“There is a certain level of normalisation,” she noted. “Jail ki roti is a matter of mirth. But this is a very problematic practice and it needs to stop.”
Barmer district jail was infested with rodents at the time of Chakraburtty’s visit. The rats climbed into prisoners’ bedding and food. Chakraburtty notes that such rodent infestations are a common problem in prisons across the country. Cockroach and bedbug infestations are also routine, as is the presence of mosquitoes.
Water is very scarce in Rajasthan. Many prison toilets do not have running water, which makes them difficult to maintain and foul-smelling. The state High Court had ordered the construction of outdoor toilets since toilets inside the barracks were becoming health hazards.
However, these new toilets are often not connected to a sewage system and quickly clog up.
Habib Ahmad has been in prison for 21 years. He was 91 at the time Chakraburtty interviewed him and had spent the past two decades living in a tiny 10x12 ft cell in Jaipur Central jail, which he shares with one other inmate. He is physically infirm and the other prisoners take care of him. He prays for permanent parole and to be sent to an open prison.
“There is a group which talks anti-death penalty but which endorses life sentence,” said Chakraburtty, “but if you enter prison you see the implication of a life sentence. This man who is in prison is 90 years old, he is not even the reflection of the man who perpetrated a crime. It’s actually inhuman. This kind of a sentence doesn’t make sense. He is physically infirm, an old man, staying inside prison, his family has abandoned him.”
Some prisoners have gone blind because they don’t have access cataract treatment. The prison cannot release them because their families have long-since abandoned them.
The report contains details of nearly 90 group letters written by prison staff. Each was signed by prison officials, jailors, warders, guards and technicians. Most of them spoke of the low salaries of prison officials. Their salaries range from Rs 1,900 to Rs 7,600 a month. There is also a serious staff deficit. The jail department has 2,129 vacancies in a sanctioned strength of 4,426, which means that 48% of posts are empty.
Prison guard barracks are frequently old and dilapidated. They are also small and insufficient in number, leading to overcrowding.
The Rajasthan open prison system , which allows convicts to live with their families on the campus, is viewed as a reformative system of justice, as opposed to a retributive one. The system was begun in 1955. As Chakraburtty found in her 2017 report on open prisons, it has stood the test of time. They are jails that some prisoners don’t want to leave.
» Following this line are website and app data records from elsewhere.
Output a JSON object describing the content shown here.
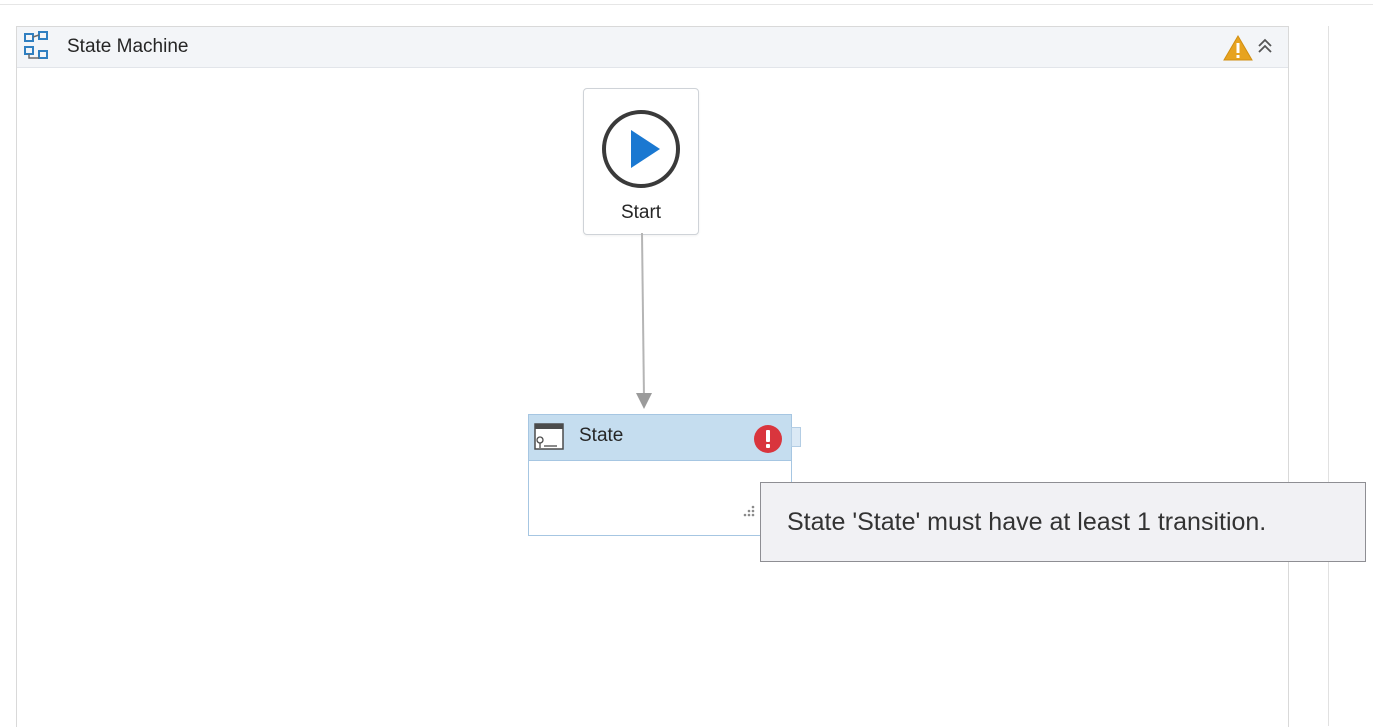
{
  "state_machine": {
    "title": "State Machine",
    "header_icon": "state-machine-icon",
    "warning_icon": "warning-icon",
    "collapse_icon": "collapse-up-icon"
  },
  "start_node": {
    "label": "Start",
    "icon": "play-icon"
  },
  "state_node": {
    "label": "State",
    "icon": "state-icon",
    "status_icon": "error-icon"
  },
  "tooltip": {
    "text": "State 'State' must have at least 1 transition."
  },
  "colors": {
    "state_header": "#c5ddef",
    "play_accent": "#1a78d1",
    "warning": "#e7a320",
    "error": "#d9353d"
  }
}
Open prisons were also found to be up to 78 times cheaper than closed prisons and require fewer staff.
Chakraburtty advocates for a scaling up of the open prison model, both on humanitarian and economic grounds, and for a gradual shift from closed to open prisons.
“Such a humane system [of open prisons] of incarceration can be revolutionary, and can be instrumental in laying the foundation for a more just, egalitarian society,” writes Justice Ravindra Bhat, judge in the Supreme Court and former chief justice of the Rajasthan High Court, in the foreword to the closed prisons report.